[Start of Attachment]

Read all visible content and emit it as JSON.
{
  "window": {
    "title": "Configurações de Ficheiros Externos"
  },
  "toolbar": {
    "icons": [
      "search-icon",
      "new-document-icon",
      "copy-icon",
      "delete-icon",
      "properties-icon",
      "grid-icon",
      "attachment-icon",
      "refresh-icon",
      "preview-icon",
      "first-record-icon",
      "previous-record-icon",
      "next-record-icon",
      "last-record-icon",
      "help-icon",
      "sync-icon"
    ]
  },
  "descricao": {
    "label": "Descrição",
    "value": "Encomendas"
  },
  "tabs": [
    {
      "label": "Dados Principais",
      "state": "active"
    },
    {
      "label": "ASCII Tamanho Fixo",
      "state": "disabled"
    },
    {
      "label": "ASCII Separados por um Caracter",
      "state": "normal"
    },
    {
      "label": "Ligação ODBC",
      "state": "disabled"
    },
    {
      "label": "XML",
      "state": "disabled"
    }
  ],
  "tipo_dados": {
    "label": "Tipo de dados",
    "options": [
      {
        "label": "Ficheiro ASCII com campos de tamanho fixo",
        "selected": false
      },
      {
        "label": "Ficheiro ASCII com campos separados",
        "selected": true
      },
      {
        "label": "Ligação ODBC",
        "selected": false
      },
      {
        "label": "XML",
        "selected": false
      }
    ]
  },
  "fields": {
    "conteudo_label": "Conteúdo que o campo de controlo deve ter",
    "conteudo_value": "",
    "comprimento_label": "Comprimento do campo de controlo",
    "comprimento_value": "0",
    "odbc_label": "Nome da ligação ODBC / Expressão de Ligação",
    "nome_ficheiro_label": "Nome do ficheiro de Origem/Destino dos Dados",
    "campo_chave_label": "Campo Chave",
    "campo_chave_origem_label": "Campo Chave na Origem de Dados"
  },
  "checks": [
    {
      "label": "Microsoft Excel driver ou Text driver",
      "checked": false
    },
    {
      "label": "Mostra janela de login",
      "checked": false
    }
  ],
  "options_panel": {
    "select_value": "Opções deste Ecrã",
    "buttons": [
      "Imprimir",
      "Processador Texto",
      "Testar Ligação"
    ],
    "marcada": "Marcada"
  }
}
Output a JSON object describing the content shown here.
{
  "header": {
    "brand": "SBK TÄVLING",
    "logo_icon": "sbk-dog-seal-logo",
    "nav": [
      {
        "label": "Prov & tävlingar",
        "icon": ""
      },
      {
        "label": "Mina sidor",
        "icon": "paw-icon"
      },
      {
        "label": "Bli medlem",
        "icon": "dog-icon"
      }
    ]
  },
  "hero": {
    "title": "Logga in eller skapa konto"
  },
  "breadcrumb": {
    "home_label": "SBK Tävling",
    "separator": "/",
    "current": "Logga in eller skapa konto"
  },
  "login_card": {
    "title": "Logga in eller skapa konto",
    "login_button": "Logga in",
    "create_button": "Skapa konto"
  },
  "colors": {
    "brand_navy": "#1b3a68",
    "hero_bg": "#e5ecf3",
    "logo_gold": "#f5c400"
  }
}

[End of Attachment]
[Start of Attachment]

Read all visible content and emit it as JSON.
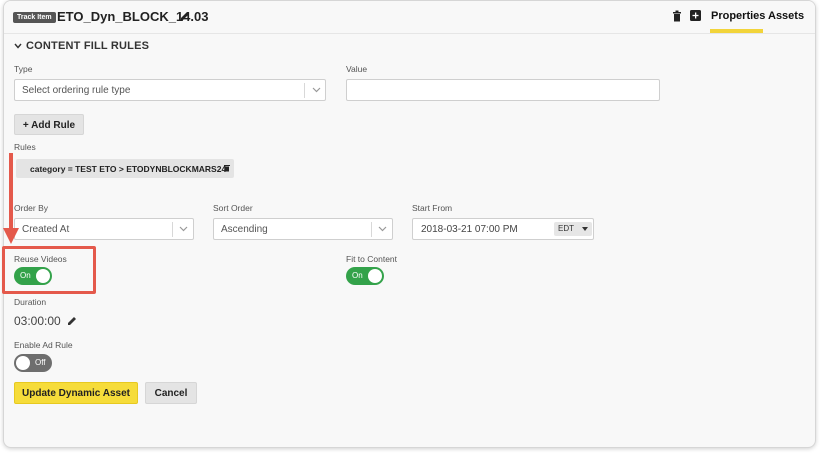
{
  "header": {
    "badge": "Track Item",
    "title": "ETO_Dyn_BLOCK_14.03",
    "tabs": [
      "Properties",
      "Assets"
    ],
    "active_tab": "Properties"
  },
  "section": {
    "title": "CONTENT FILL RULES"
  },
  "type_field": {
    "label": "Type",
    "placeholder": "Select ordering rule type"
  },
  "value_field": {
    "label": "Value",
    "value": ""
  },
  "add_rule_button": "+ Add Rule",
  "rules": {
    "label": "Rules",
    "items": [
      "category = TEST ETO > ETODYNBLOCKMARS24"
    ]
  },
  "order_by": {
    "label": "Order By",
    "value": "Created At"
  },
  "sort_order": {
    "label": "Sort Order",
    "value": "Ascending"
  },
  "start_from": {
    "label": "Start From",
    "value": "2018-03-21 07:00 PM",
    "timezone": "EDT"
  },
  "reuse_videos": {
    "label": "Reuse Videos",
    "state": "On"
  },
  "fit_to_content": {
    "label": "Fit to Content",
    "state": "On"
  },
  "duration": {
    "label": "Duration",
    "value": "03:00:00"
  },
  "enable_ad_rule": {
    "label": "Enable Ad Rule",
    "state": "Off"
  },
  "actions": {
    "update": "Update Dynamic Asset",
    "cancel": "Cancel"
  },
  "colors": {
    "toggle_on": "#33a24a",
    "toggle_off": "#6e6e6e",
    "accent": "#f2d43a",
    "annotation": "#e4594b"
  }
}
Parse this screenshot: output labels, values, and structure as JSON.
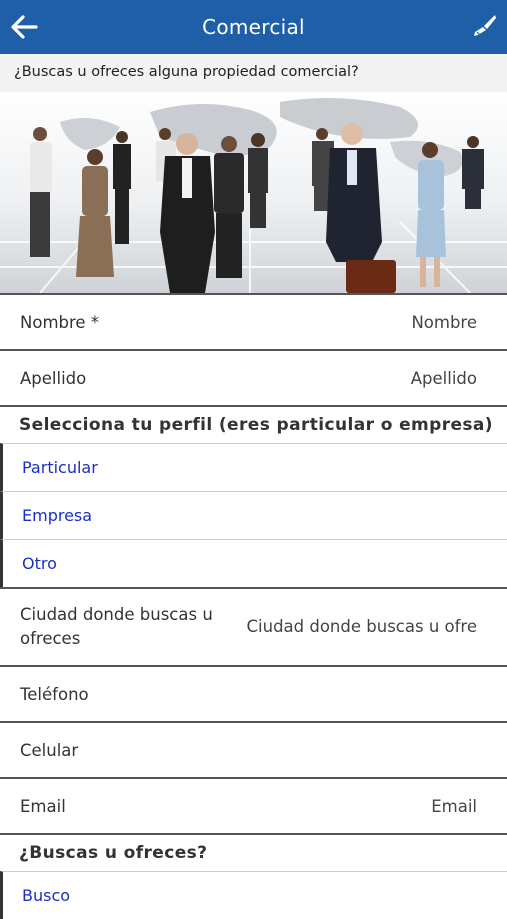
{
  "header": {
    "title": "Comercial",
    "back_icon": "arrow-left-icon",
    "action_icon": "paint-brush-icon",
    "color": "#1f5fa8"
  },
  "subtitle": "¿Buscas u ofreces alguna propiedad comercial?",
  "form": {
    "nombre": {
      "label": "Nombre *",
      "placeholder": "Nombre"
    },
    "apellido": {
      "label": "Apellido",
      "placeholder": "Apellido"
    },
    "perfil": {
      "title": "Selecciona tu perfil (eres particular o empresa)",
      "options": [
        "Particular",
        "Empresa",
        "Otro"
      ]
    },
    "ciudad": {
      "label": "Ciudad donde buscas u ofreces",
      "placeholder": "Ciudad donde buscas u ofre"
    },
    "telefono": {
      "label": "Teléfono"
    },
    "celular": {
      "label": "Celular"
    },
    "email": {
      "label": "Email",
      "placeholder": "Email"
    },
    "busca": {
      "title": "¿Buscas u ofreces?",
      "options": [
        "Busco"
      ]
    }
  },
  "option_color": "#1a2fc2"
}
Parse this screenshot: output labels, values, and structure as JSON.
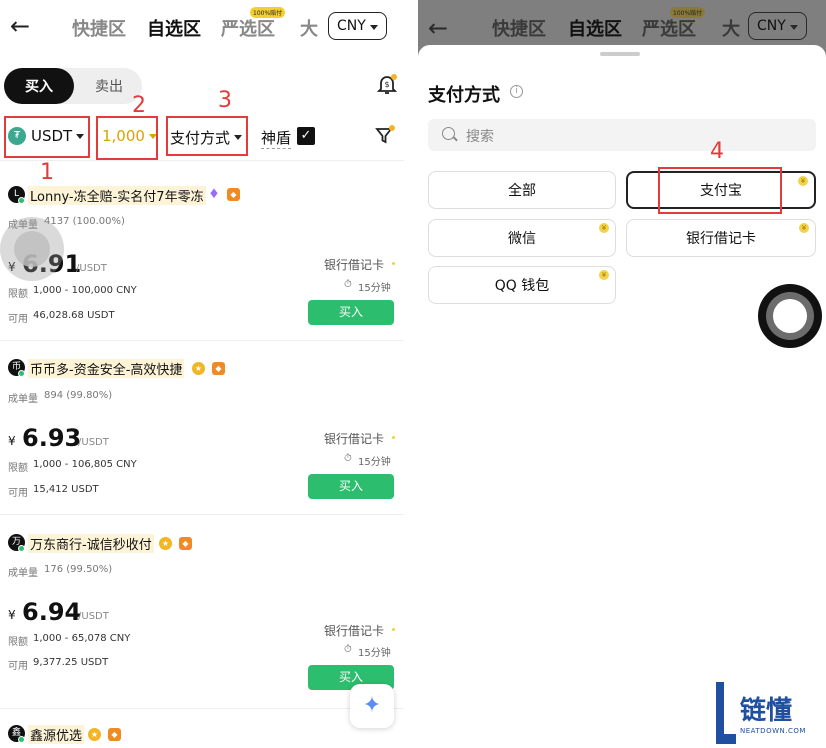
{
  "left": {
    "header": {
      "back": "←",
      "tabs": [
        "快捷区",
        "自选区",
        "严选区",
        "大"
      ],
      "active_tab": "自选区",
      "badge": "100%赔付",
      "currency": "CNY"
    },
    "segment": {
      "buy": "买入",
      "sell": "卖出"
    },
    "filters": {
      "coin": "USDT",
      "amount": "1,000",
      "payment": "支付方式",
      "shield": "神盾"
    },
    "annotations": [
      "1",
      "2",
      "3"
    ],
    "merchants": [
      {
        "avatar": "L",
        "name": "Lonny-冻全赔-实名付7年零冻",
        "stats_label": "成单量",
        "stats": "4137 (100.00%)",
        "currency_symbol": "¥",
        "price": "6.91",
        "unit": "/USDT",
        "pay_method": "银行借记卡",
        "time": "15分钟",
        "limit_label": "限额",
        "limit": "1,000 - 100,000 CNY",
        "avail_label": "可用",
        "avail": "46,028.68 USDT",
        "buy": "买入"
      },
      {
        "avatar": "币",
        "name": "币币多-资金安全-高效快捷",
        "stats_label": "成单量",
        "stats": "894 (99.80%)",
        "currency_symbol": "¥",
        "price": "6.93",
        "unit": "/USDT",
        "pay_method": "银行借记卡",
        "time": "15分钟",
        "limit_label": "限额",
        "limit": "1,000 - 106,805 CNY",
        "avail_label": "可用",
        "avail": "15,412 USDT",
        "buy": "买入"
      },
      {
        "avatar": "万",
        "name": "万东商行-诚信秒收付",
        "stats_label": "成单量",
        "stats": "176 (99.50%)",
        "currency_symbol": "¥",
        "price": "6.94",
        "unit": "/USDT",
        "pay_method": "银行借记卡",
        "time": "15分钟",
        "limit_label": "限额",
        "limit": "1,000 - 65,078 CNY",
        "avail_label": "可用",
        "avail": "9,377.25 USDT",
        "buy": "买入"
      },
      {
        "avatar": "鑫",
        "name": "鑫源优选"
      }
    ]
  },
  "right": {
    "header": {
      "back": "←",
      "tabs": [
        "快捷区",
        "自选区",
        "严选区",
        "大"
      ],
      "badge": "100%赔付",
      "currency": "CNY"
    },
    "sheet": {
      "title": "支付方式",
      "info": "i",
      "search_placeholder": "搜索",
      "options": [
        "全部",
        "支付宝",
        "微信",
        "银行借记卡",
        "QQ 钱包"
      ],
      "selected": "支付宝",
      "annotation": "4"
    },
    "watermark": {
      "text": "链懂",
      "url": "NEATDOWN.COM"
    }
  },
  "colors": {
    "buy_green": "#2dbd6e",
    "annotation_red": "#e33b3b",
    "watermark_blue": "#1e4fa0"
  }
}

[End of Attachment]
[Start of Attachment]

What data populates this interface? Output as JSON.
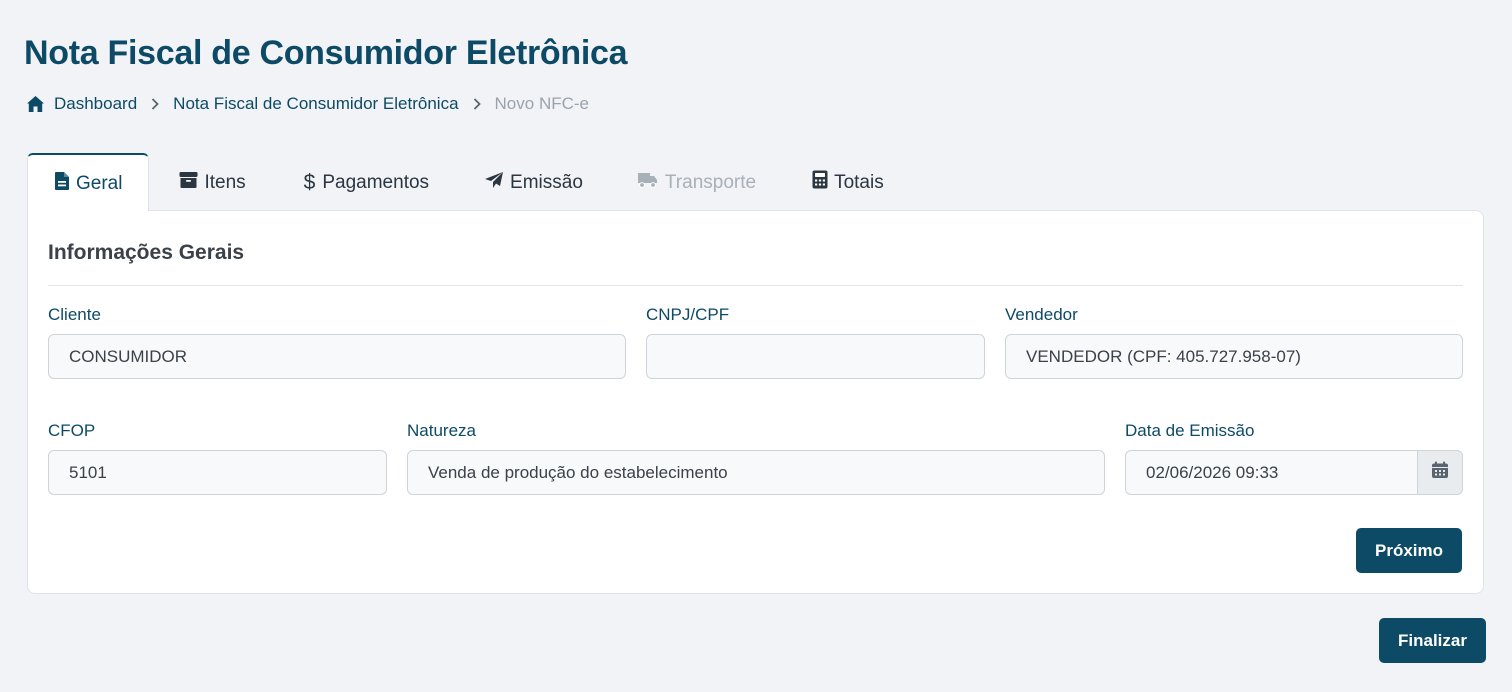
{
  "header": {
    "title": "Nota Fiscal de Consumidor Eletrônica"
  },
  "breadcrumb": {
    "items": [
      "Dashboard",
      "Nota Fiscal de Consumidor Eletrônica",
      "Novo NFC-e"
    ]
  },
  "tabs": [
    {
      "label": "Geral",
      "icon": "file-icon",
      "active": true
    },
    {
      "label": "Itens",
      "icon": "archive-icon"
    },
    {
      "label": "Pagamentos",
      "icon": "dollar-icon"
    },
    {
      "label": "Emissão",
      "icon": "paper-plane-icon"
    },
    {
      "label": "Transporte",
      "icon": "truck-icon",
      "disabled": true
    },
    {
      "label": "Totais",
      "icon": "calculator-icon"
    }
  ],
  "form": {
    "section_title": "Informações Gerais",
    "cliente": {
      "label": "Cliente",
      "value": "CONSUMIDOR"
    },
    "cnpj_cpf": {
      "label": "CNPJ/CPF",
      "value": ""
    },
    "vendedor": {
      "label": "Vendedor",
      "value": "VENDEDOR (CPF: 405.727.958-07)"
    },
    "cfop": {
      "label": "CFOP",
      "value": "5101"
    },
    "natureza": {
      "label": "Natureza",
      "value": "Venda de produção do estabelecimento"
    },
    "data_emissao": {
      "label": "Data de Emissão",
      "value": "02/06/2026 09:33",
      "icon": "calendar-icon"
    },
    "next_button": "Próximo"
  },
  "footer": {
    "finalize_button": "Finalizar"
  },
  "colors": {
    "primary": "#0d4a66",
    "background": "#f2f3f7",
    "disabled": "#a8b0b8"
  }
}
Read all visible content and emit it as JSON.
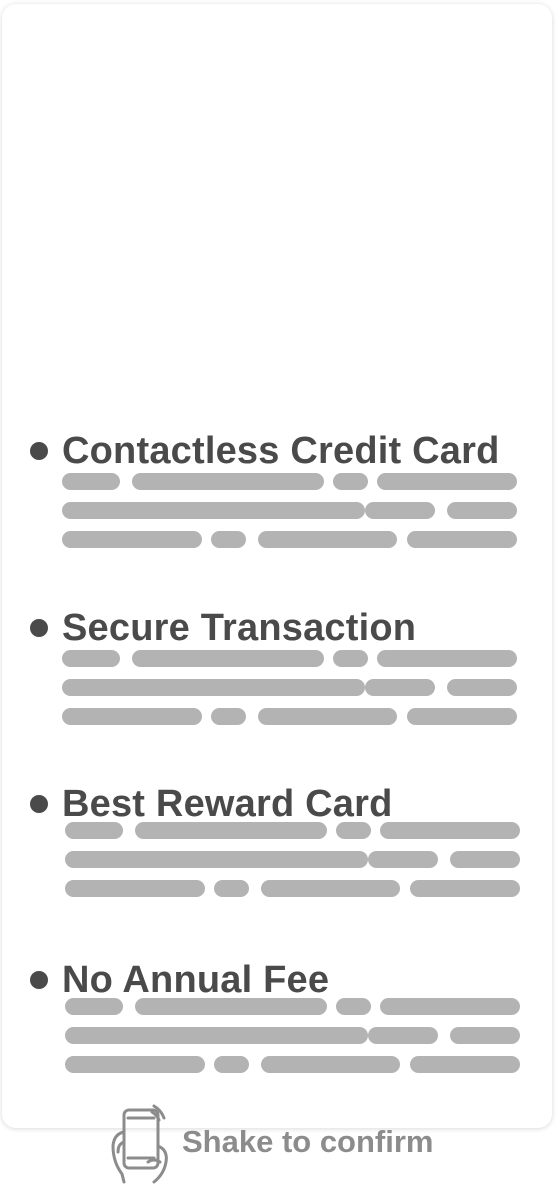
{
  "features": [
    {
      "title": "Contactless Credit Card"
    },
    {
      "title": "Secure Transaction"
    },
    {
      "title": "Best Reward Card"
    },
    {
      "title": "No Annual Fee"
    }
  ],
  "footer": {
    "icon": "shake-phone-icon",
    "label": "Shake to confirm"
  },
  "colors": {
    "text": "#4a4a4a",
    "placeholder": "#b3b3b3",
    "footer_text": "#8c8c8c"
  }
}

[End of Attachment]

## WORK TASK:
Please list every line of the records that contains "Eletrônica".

## OUTPUT FOR THIS EXERCISE:
    "title": "Nota Fiscal de Consumidor Eletrônica"
      "Nota Fiscal de Consumidor Eletrônica",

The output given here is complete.